Playing is a huge part of dogs’ lives, not only as entertainment but as a way to stay physically and mentally in shape. We could all probably use more playtime in our busy lives, so when you take your dog out for a walk, run in the park, or play in the garden, think of all the benefits that fun time has for both of you. However, when matching your pooch’s energy is not possible, getting them toys is the next best solution.
Are Toys Good for Dogs?
Many vets and long-time dog owners will tell you that playthings are essential for dogs’ entertainment and stimulation. They can prevent destructive behaviour, provide them with much-needed exercise, and develop their character. Buying the right dog toy is more than just picking up the first one you see on the shelf. You need to think about their purpose, how safe they are for your dog, as well as the size and breed of your pet.
With the increasing offer of pet toys, it could be puzzling which ones to buy and which ones to pass on. To help you in making a well-informed decision, we will go over some of the things you should be cautious about and some of the features of good toys.
Things to Be Cautious About
You have probably come across all kinds of eye-catching items with popping colours and various decorations. And even though they may look attractive to your dogs, they can often be dangerous. When getting new toys, keep an eye on the following:
- Size of toys – And your dog’s current size. Small balls, stuffed animals or any toy that has small parts can be easily swollen and become lodged in the dog’s mouth or throat, so choose appropriate sizes.
- Loose decorations – Strings, ribbons, bells, and plastic eyes can be easily chewed off and ingested, which may lead to discomfort or in more serious cases – a trip to the vet.
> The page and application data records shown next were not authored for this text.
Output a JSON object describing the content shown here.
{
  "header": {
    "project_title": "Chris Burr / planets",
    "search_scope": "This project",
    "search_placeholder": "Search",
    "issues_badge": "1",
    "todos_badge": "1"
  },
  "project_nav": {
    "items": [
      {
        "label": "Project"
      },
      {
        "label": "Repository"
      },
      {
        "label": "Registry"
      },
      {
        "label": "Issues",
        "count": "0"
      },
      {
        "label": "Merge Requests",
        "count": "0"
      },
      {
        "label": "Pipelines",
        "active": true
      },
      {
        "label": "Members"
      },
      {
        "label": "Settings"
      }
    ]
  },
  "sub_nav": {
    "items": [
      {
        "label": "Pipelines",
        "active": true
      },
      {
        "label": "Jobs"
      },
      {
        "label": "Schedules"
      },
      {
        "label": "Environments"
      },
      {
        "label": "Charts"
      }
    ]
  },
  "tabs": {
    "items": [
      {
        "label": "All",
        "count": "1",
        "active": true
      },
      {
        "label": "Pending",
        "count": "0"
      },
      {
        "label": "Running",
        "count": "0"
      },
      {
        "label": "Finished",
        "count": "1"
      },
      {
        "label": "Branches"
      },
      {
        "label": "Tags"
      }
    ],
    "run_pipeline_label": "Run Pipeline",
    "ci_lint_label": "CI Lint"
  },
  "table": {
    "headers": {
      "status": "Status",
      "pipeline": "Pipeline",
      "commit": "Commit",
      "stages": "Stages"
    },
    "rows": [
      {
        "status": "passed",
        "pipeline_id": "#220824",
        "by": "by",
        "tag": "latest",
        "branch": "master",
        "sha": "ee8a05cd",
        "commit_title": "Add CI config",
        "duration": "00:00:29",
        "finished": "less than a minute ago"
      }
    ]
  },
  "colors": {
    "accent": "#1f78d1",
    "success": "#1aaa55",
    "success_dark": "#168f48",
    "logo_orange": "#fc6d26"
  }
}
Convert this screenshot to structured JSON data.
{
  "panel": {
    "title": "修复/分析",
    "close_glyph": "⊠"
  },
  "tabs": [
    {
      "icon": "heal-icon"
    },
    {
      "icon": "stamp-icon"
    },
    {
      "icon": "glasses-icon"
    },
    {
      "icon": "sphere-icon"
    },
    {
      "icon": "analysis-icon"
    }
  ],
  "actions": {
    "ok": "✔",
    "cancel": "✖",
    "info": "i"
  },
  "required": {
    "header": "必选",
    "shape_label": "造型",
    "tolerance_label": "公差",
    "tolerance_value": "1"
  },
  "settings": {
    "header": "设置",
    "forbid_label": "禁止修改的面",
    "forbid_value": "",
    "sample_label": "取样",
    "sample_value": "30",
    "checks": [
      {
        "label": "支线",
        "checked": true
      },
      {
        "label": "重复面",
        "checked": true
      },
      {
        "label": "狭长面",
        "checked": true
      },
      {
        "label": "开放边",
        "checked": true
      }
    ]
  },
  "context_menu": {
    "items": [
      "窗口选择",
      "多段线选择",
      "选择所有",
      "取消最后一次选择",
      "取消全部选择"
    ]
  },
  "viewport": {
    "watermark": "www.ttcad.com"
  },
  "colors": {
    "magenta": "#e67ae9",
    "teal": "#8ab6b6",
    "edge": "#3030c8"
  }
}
- Squeakers – Many dogs feel they must find and destroy the squeak source buried inside the toy, so they quickly dig into it. Take note of this and supervise the play.
- Filling – Soft toys are easily destructible, and although no filling is digestible, some are extremely harmful, like nutshells and polystyrene beads. Check the labels for child or pet safety and choose sturdier items.
Some playthings should be used only under your supervision, especially if your dog likes chewing, tearing up the item, or is still very young. Depending on the dog’s size and their character, some items are safer and more fun than others.
There are several products that have earned the trust of the pet community and vets. Toys that have been tried and tested and proven to be safe and fun for different size dogs. They are meant to encourage the pups’ development, fit their chewing habits and keep them active in an acceptable way.
Play Together with Interactive Items
Dogs love running and fetching, pursuing balls and flying disks. This of course, means you need to participate. You can make the walk in the park more active and fun if you get a couple of exercise dog toys like frisbees in a variety of forms and sizes, or rubber products that bounce unpredictably. Retrieving the objects will mean good exercise for the dog and a lot of energy spent.
Ropes are another interactive plaything that can be fun when done properly. Training your dog to grab and release the toy on your command will take some time if you don’t want them to grab other things from your hands as well.
Keep Them Engaged with Distraction Toys
Pups get easily bored, and if they have nothing to do, they might turn to a destructive behaviour like chewing your belongings, the furniture or your favourite shoes. That’s why it’s a good idea to have a few items that will keep them distracted while you are busy. Food puzzles with small treats are an excellent example of boredom busters that also teach the dogs some coordination skills and patience.
Chew toys will not only keep them occupied but also help with the dog’s dental hygiene. Dental chew playthings for dogs are suitable for massaging the gum and eliminating food particles from the teeth. Chewing is a natural instinct for these animals; it relaxes them and makes them calm.
Get Them a ‘Friend’ for Comfort
Just like all of us, dogs can get lonely, experience separation anxiety or need a ‘friend’. A durable item that will withstand a lot of wear and tear can be a very comforting tool. These are usually soft plushy toys that can become precious to your dog. They love looking after them and spending time with them, which gives them a better ability to cope with periods when you are unavailable.
Keep Their Mind Stimulated
In addition to good physical activity, some dog breeds need good mental stimulation. Toys that require problem-solving will engage their brain, enhance their ability to learn, and develop new skills. Keeping their minds sharp and alert with games is a way to prevent dementia too or other mental issues common with older dogs. These items promote their natural behaviour such as foraging, exploring, and playing.
There are plenty of benefits that dogs get out of playing and let’s not forget that it is simply fun. Toys make dogs happy, help them relax, and keep stress levels at bay. They are fantastic at preventing problem behaviour such as excessive barking and inappropriate chewing. Get the most out of the toys by rotating them weekly and keep some easily accessible. This will also make it easier for you to complete your own tasks while your pet is playing.
But keep in mind, your four-legged friend needs ‘people time’, so no plaything can replace you completely. Interactive play is an opportunity for socialisation, learning about appropriate and inappropriate behaviour around people and other animals, and ultimately, catching some good fun.